Instead, we are now instructed - as though no indignant feminist ever breathed a word of such stuff - that international policy should focus on improving the health, education and welfare of the world's women. Investing in the education and empowerment of women is the surest way to reduce fertility, stimulate economic growth and improve the quality of life. The very survival of the planet depends on this.

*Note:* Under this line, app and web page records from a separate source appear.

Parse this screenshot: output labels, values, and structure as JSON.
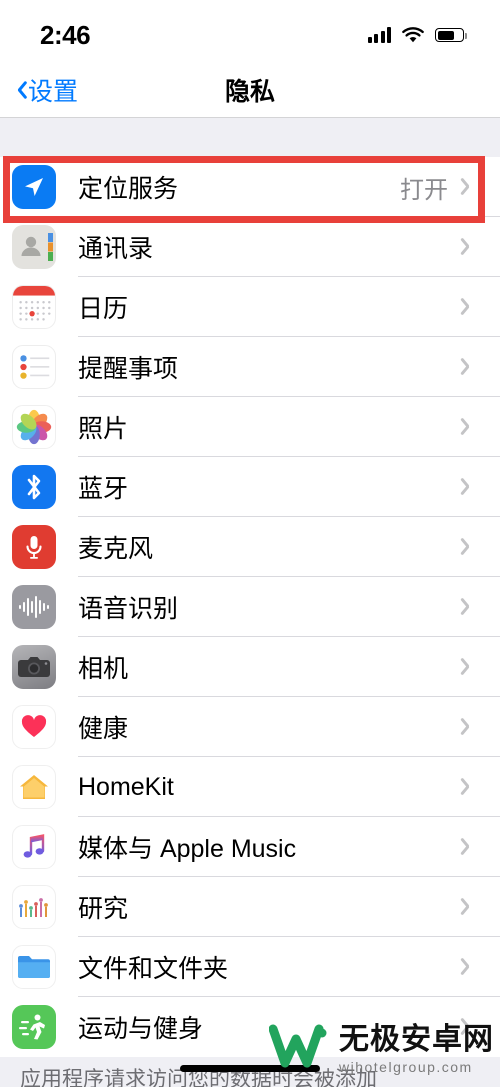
{
  "status_bar": {
    "time": "2:46",
    "signal_icon": "cellular-signal-icon",
    "wifi_icon": "wifi-icon",
    "battery_icon": "battery-icon",
    "battery_level_pct": 62
  },
  "nav": {
    "back_label": "设置",
    "back_icon": "chevron-left-icon",
    "title": "隐私"
  },
  "highlight": {
    "color": "#E8403A",
    "target": "定位服务"
  },
  "list": [
    {
      "label": "定位服务",
      "value": "打开",
      "icon": "location-arrow-icon"
    },
    {
      "label": "通讯录",
      "value": "",
      "icon": "contacts-icon"
    },
    {
      "label": "日历",
      "value": "",
      "icon": "calendar-icon"
    },
    {
      "label": "提醒事项",
      "value": "",
      "icon": "reminders-icon"
    },
    {
      "label": "照片",
      "value": "",
      "icon": "photos-icon"
    },
    {
      "label": "蓝牙",
      "value": "",
      "icon": "bluetooth-icon"
    },
    {
      "label": "麦克风",
      "value": "",
      "icon": "microphone-icon"
    },
    {
      "label": "语音识别",
      "value": "",
      "icon": "speech-recognition-icon"
    },
    {
      "label": "相机",
      "value": "",
      "icon": "camera-icon"
    },
    {
      "label": "健康",
      "value": "",
      "icon": "health-heart-icon"
    },
    {
      "label": "HomeKit",
      "value": "",
      "icon": "homekit-house-icon"
    },
    {
      "label": "媒体与 Apple Music",
      "value": "",
      "icon": "music-note-icon"
    },
    {
      "label": "研究",
      "value": "",
      "icon": "research-chart-icon"
    },
    {
      "label": "文件和文件夹",
      "value": "",
      "icon": "folder-icon"
    },
    {
      "label": "运动与健身",
      "value": "",
      "icon": "running-person-icon"
    }
  ],
  "footer": {
    "note": "应用程序请求访问您的数据时会被添加"
  },
  "watermark": {
    "title": "无极安卓网",
    "subtitle": "wjhotelgroup.com",
    "logo": "w-logo-icon",
    "color": "#22A45D"
  },
  "home_indicator": "home-indicator"
}
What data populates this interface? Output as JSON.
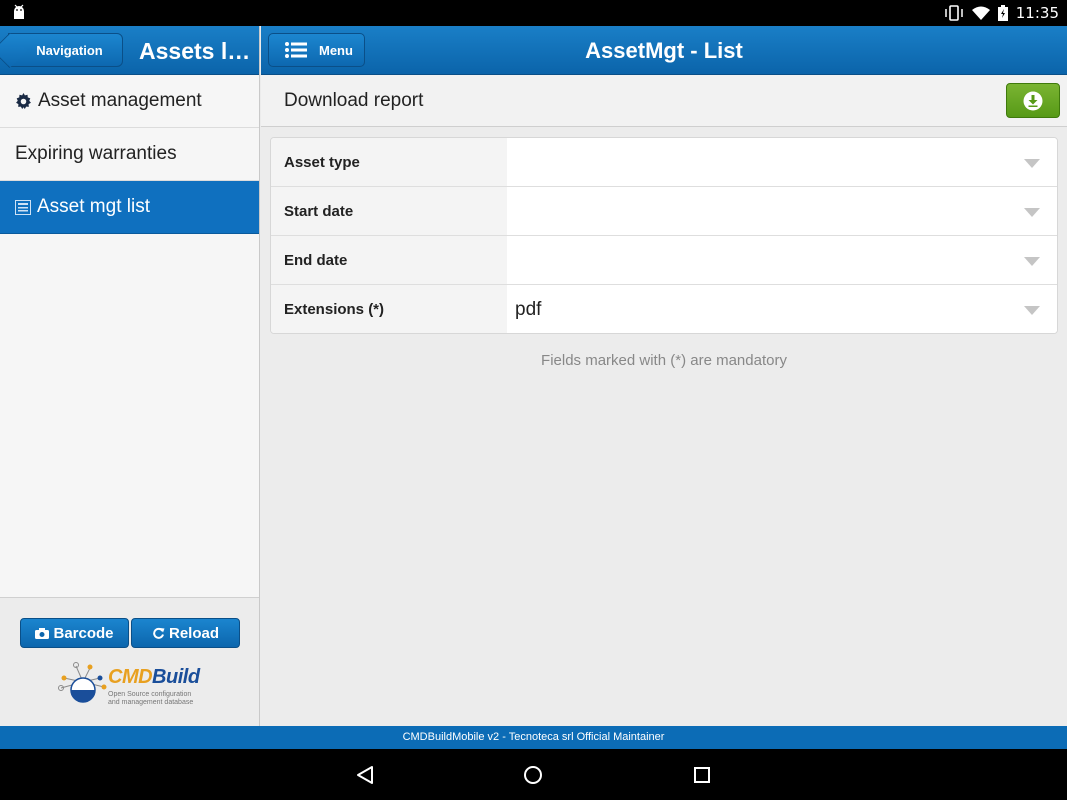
{
  "status_bar": {
    "time": "11:35"
  },
  "left_panel": {
    "nav_button": "Navigation",
    "title": "Assets li...",
    "items": [
      {
        "label": "Asset management",
        "icon": "gear-icon",
        "active": false
      },
      {
        "label": "Expiring warranties",
        "icon": "",
        "active": false
      },
      {
        "label": "Asset mgt list",
        "icon": "list-icon",
        "active": true
      }
    ],
    "barcode_button": "Barcode",
    "reload_button": "Reload",
    "logo": {
      "name_part1": "CMD",
      "name_part2": "Build",
      "tagline": "Open Source configuration and management database"
    }
  },
  "header": {
    "menu_button": "Menu",
    "title": "AssetMgt - List"
  },
  "subbar": {
    "label": "Download report"
  },
  "form": {
    "fields": [
      {
        "label": "Asset type",
        "value": ""
      },
      {
        "label": "Start date",
        "value": ""
      },
      {
        "label": "End date",
        "value": ""
      },
      {
        "label": "Extensions (*)",
        "value": "pdf"
      }
    ],
    "note": "Fields marked with (*) are mandatory"
  },
  "footer": {
    "text": "CMDBuildMobile v2 - Tecnoteca srl Official Maintainer"
  },
  "colors": {
    "header_blue": "#0f70bf",
    "download_green": "#6aab27"
  }
}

By recognizing that gender and family relationships must be understood as central determinants of economic development, with important implications for sustainable growth and social welfare, the Cairo Conference echoes the thesis of this often profound and intriguing, if not altogether coherent or satisfying, book. Despite its misleading title, it is not about child care in any narrow or conventional sense. Instead, Who Pays for the Kids?, by University of Massachusetts …